Safety Data Sheets

University Policy on Hazard Communication

OSHA Hazard Communication Standard 

Indoor Air Quality 

People using University facilities may have concerns regarding the air quality in their workspace. These are often related to temperature or humidity issues, inadequate ventilation, or unusual odors. If you have concerns about the air quality in your office or workspace, contact EHS at 410-706-7055. 

The Environmental Protection Agency (EPA) publication titled “An Office Building Occupant's Guide to Indoor Air Quality” provides additional information on improving air quality in office workspaces. Some of the measures it talks about are:

      • Do not block air vents or grilles
      • Water and maintain office plants properly
      • Dispose of garbage promptly and properly
      • Store food properly
      • Avoid bringing products into the building that could release harmful or bothersome odors or contaminants
      • Notify your building or facility manager immediately if you suspect an indoor air quality problem


EPA on Indoor Air Quality

OSHA on Indoor Air Quality

Lead Exposure in Construction 

In 1978, the federal government banned the use of lead-based paint. Lead-based paint is not commonly found in UMB buildings since most were constructed or renovated after 1978. In circumstances where lead-based paint is present and needs to be removed, the University uses licensed lead-abatement contractors and ensures all the work is done according to regulations.

If you have concerns that lead-based paint is present in your work area or is being removed improperly, contact EHS at 410-706-7055.


University Policy on Lead Exposure in Construction

OSHA Lead in Construction Standard

OSHA Lead Safety and Health

EPA Lead Safety

Maryland Department of the Environment Lead Protection Program

Lockout Tagout 

The goal of an effective lockout tagout program is to prevent employees from injury by the unexpected energization of equipment they are servicing. Key elements of an effective lockout tagout program include the development of procedures to de-energize equipment, the use of locks assigned to individuals, prevention of the unauthorized removal of locks, and employee training. 

The Department of Operations and Maintenance (O&M) has developed a lockout tagout program that protects its employees from the unexpected energization of equipment. This program is available at the link below.

If you do not work for O&M and have a piece of equipment that needs to be locked out during servicing, contact EHS at 410-706-7055 for assistance. Equipment that can be de-energized by unplugging the cord is normally exempt from the lockout tagout standard.

Operations and Maintenance Lockout Tagout Program

Related Websites

Personal Protective Equipment 

Personal Protective Equipment (PPE) is sometimes required for a person to do their work safely. University policy on the use of PPE requires that departments provide employees with appropriate PPE for their work and ensure that they know how to use it. If you have questions about the type of PPE to use in your work area, contact EHS at 410-706-7055. 


UM Policy on Personal Protective Equipment

OSHA Personal Protective Equipment


Powered Industrial Trucks (Forklifts) 

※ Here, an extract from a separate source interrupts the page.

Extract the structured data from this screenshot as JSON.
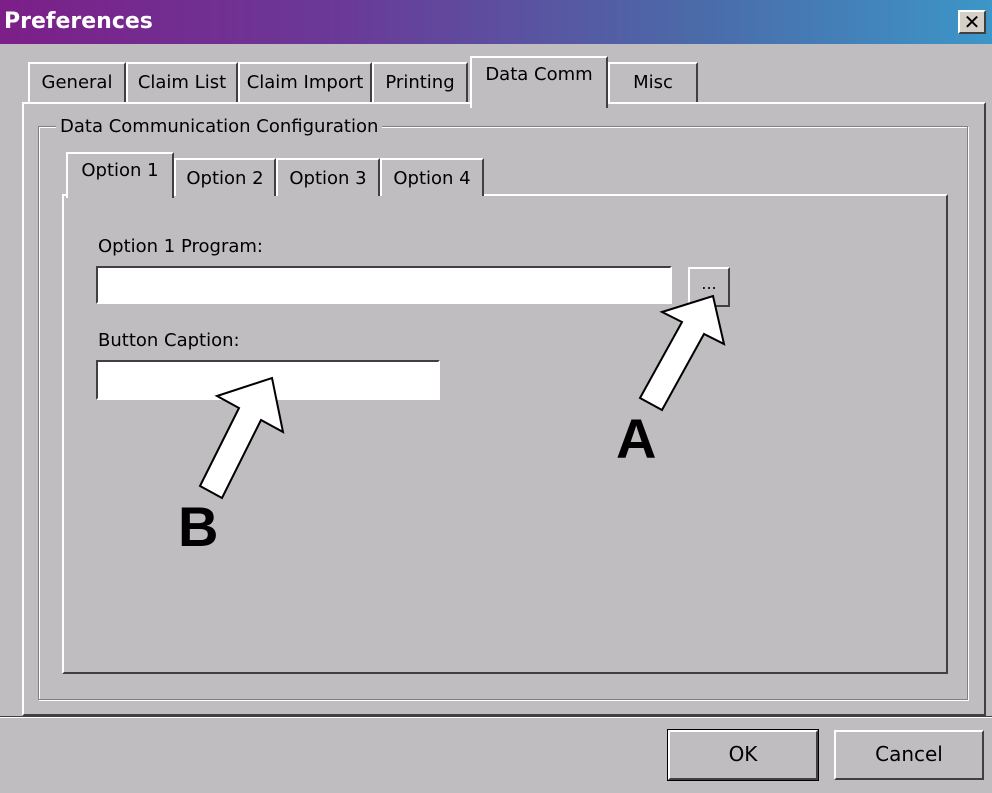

The Occupational Safety and Health Administration’s (OSHA) standard on powered industrial trucks requires individuals who operate powered industrial trucks to be properly trained. If you operate a powered industrial truck on campus, contact EHS at 410-706-7055 to schedule training.  

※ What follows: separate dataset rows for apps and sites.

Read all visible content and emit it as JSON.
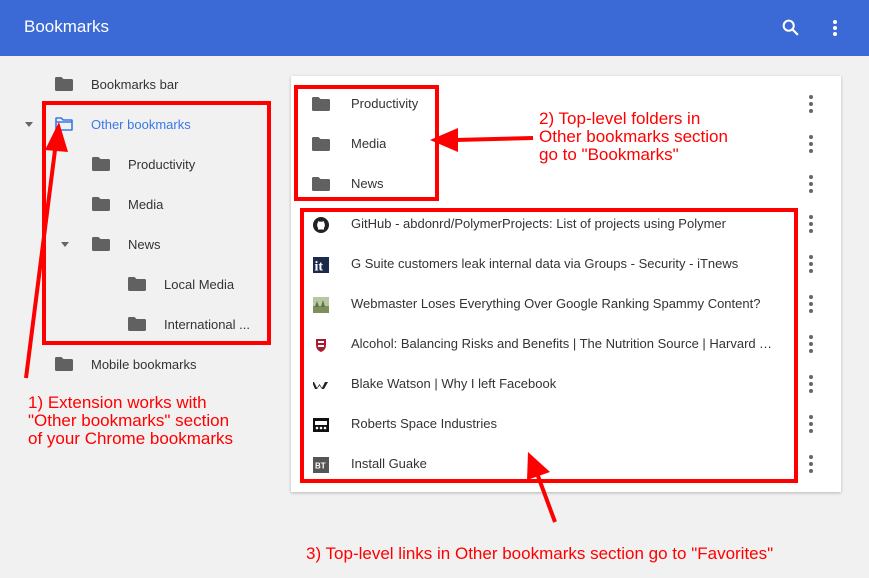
{
  "header": {
    "title": "Bookmarks",
    "color": "#3b6ad6"
  },
  "sidebar": {
    "items": [
      {
        "label": "Bookmarks bar",
        "icon": "folder-icon"
      },
      {
        "label": "Other bookmarks",
        "icon": "folder-open-icon",
        "selected": true,
        "expanded": true
      },
      {
        "label": "Productivity",
        "icon": "folder-icon"
      },
      {
        "label": "Media",
        "icon": "folder-icon"
      },
      {
        "label": "News",
        "icon": "folder-icon",
        "expanded": true
      },
      {
        "label": "Local Media",
        "icon": "folder-icon"
      },
      {
        "label": "International ...",
        "icon": "folder-icon"
      },
      {
        "label": "Mobile bookmarks",
        "icon": "folder-icon"
      }
    ]
  },
  "list": {
    "folders": [
      {
        "label": "Productivity",
        "icon": "folder-icon"
      },
      {
        "label": "Media",
        "icon": "folder-icon"
      },
      {
        "label": "News",
        "icon": "folder-icon"
      }
    ],
    "links": [
      {
        "label": "GitHub - abdonrd/PolymerProjects: List of projects using Polymer",
        "icon": "github-favicon-icon"
      },
      {
        "label": "G Suite customers leak internal data via Groups - Security - iTnews",
        "icon": "itnews-favicon-icon",
        "favicon_text": "it"
      },
      {
        "label": "Webmaster Loses Everything Over Google Ranking Spammy Content?",
        "icon": "landscape-favicon-icon"
      },
      {
        "label": "Alcohol: Balancing Risks and Benefits | The Nutrition Source | Harvard T....",
        "icon": "harvard-shield-favicon-icon"
      },
      {
        "label": "Blake Watson | Why I left Facebook",
        "icon": "w-logo-favicon-icon"
      },
      {
        "label": "Roberts Space Industries",
        "icon": "rsi-favicon-icon"
      },
      {
        "label": "Install Guake",
        "icon": "bt-favicon-icon",
        "favicon_text": "BT"
      }
    ]
  },
  "annotations": {
    "note1": "1) Extension works with\n\"Other bookmarks\" section\nof your Chrome bookmarks",
    "note2": "2) Top-level folders in\nOther bookmarks section\ngo to \"Bookmarks\"",
    "note3": "3) Top-level links in Other bookmarks section go to \"Favorites\"",
    "color": "#ff0000"
  }
}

Examples of powered industrial trucks include fork trucks, tractors, platform lift trucks, motorized hand trucks, powered hand jacks, electric pallet jacks, electric carts, and any other specialized industrial trucks powered by electric or combustion engines. 


OSHA Powered Industrial Trucks

Respiratory Protection 

Employees who are required to wear a respirator need to enroll in the University respiratory protection program. The program requires that employees be medically approved to wear a respirator, get fit-tested to determine appropriate size, and complete training on how to use the respirator. To enroll in the program, contact EHS at 410-706-7055. The complete written respiratory protection program is at the link listed below.

Related Websites